Take the 2-minute tour ×
Stack Overflow is a question and answer site for professional and enthusiast programmers. It's 100% free, no registration required.

I asked this before, but question wasn't formulated well. Sorry for that, and I'll try again with more details:

I have table for comunication between clients and operators, which contains phone, id (1=client, 2=operater) date, request, response... and some other (non important) rows.

It looks like this:

PhoneNumber     Date       Request    Response             ID
0123456          1.1.2011  some_txt    some_other_txt    1

and so on....

I need to get this:

PhoneNumber Request Date Response Date

where last two rows are from clients, and two before them are operators.

So, I need to make it so I have first operators message with request for some number (by date) and response in one row (response is first message from client after that date).

I aimed to get that by left joining table to itself on number, but so if there is no response within wanted criteria, last two rows will be NULL (which I want), but I cant figure out how to join first value by date for every phone number with first response after that date from "right" table.

I tried to select distinct rows where only PhoneNumber is distinct, but that wasn't so successful. And if I somehow manage to do that, how to join it with first row from users messages...

Of course, even if I manage this, probably it isn't the best way.

So, every idea is welcome.


share|improve this question
I still don't understand what you're asking. You need to format your question better, your data representation better... otherwise this will be closed as well. –  Tyler Ferraro Nov 7 '11 at 2:41
Which part you don't understand, please. –  el ninho Nov 7 '11 at 2:42
It is always a good idea to include what you have tried, i.e. the query that you have, but is not working as expected. –  Erwin Brandstetter Nov 7 '11 at 3:19
Questions about SQL queries should usually include: table structures, sample data, expected outcome (actual expected outcome, not just a description of it), queries which you've already tried along with what was wrong with them, and a normal language description of what you're trying to get.
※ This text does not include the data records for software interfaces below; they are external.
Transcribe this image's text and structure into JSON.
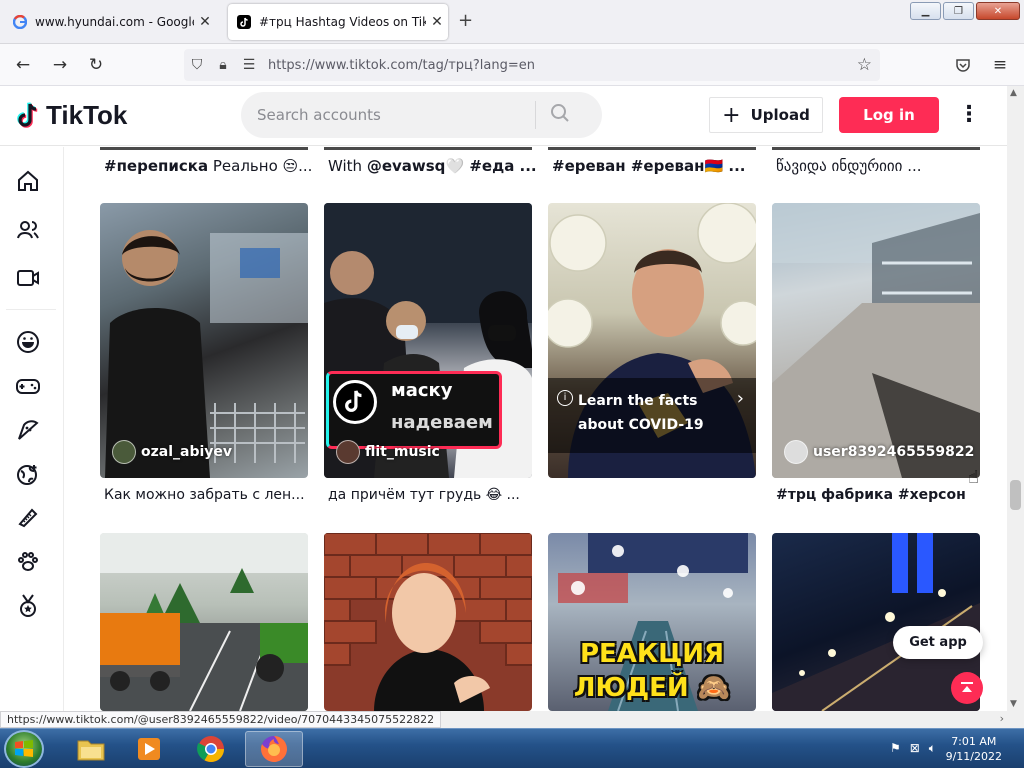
{
  "browser": {
    "tabs": [
      {
        "title": "www.hyundai.com - Google Sea",
        "favicon": "google-icon",
        "active": false
      },
      {
        "title": "#трц Hashtag Videos on TikTok",
        "favicon": "tiktok-icon",
        "active": true
      }
    ],
    "url": "https://www.tiktok.com/tag/трц?lang=en",
    "status_url": "https://www.tiktok.com/@user8392465559822/video/7070443345075522822"
  },
  "tiktok": {
    "logo_text": "TikTok",
    "search_placeholder": "Search accounts",
    "upload_label": "Upload",
    "login_label": "Log in",
    "accent_color": "#fe2c55",
    "top_row_captions": [
      {
        "pre": "#переписка",
        "rest": " Реально 😒..."
      },
      {
        "pre": "With ",
        "bold": "@evawsq",
        "rest": "🤍 #еда ..."
      },
      {
        "pre": "#ереван #ереван",
        "rest": "🇦🇲 ..."
      },
      {
        "pre": "",
        "rest": "წავიდა ინდურიიი ..."
      }
    ],
    "videos": [
      {
        "user": "ozal_abiyev",
        "caption": "Как можно забрать с лен..."
      },
      {
        "user": "flit_music",
        "caption": "да причём тут грудь 😂 ...",
        "overlay_text_1": "маску",
        "overlay_text_2": "надеваем"
      },
      {
        "covid_banner": "Learn the facts about COVID-19",
        "caption": ""
      },
      {
        "user": "user8392465559822",
        "caption": "#трц фабрика #херсон"
      }
    ],
    "bottom_videos": [
      {
        "overlay": ""
      },
      {
        "overlay": ""
      },
      {
        "overlay_line_1": "РЕАКЦИЯ",
        "overlay_line_2": "ЛЮДЕЙ 🙈"
      },
      {
        "get_app": "Get app"
      }
    ]
  },
  "taskbar": {
    "time": "7:01 AM",
    "date": "9/11/2022"
  }
}
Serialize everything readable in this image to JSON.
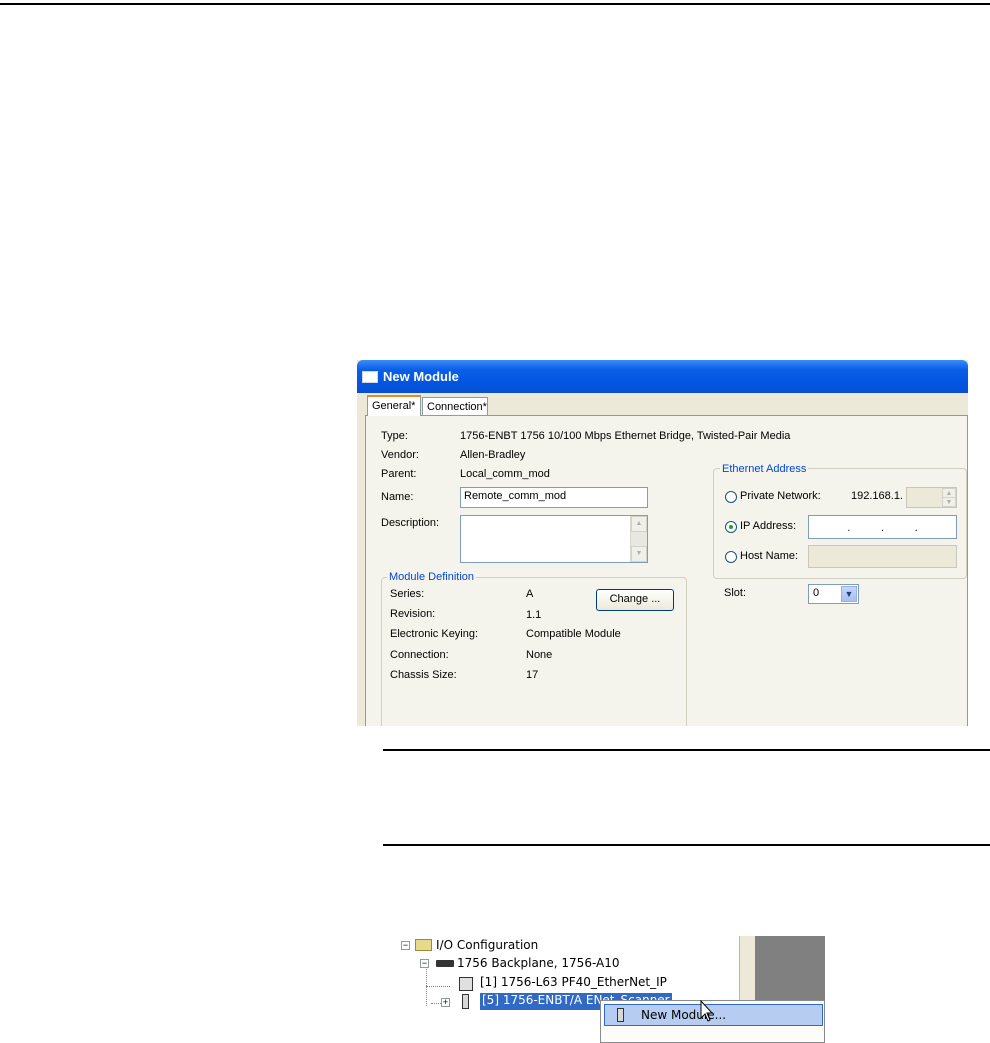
{
  "dialog": {
    "title": "New Module",
    "tabs": [
      {
        "label": "General*"
      },
      {
        "label": "Connection*"
      }
    ],
    "fields": {
      "type_label": "Type:",
      "type_value": "1756-ENBT 1756 10/100 Mbps Ethernet Bridge, Twisted-Pair Media",
      "vendor_label": "Vendor:",
      "vendor_value": "Allen-Bradley",
      "parent_label": "Parent:",
      "parent_value": "Local_comm_mod",
      "name_label": "Name:",
      "name_value": "Remote_comm_mod",
      "description_label": "Description:",
      "description_value": ""
    },
    "module_definition": {
      "legend": "Module Definition",
      "change_button": "Change ...",
      "rows": [
        {
          "label": "Series:",
          "value": "A"
        },
        {
          "label": "Revision:",
          "value": "1.1"
        },
        {
          "label": "Electronic Keying:",
          "value": "Compatible Module"
        },
        {
          "label": "Connection:",
          "value": "None"
        },
        {
          "label": "Chassis Size:",
          "value": "17"
        }
      ]
    },
    "ethernet": {
      "legend": "Ethernet Address",
      "private_network_label": "Private Network:",
      "private_network_prefix": "192.168.1.",
      "ip_address_label": "IP Address:",
      "ip_address_dots": ".          .          .",
      "host_name_label": "Host Name:",
      "selected": "IP Address"
    },
    "slot": {
      "label": "Slot:",
      "value": "0"
    }
  },
  "tree": {
    "items": [
      {
        "label": "I/O Configuration"
      },
      {
        "label": "1756 Backplane, 1756-A10"
      },
      {
        "label": "[1] 1756-L63 PF40_EtherNet_IP"
      },
      {
        "label": "[5] 1756-ENBT/A ENet_Scanner"
      }
    ],
    "context_menu": {
      "item": "New Module..."
    }
  }
}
The sample data and expected outcome should include as many possible data scenarios as you can fit without making it too complex. –  Tom H. Nov 7 '11 at 5:39

Your Answer


By posting your answer, you agree to the privacy policy and terms of service.

Browse other questions tagged or ask your own question.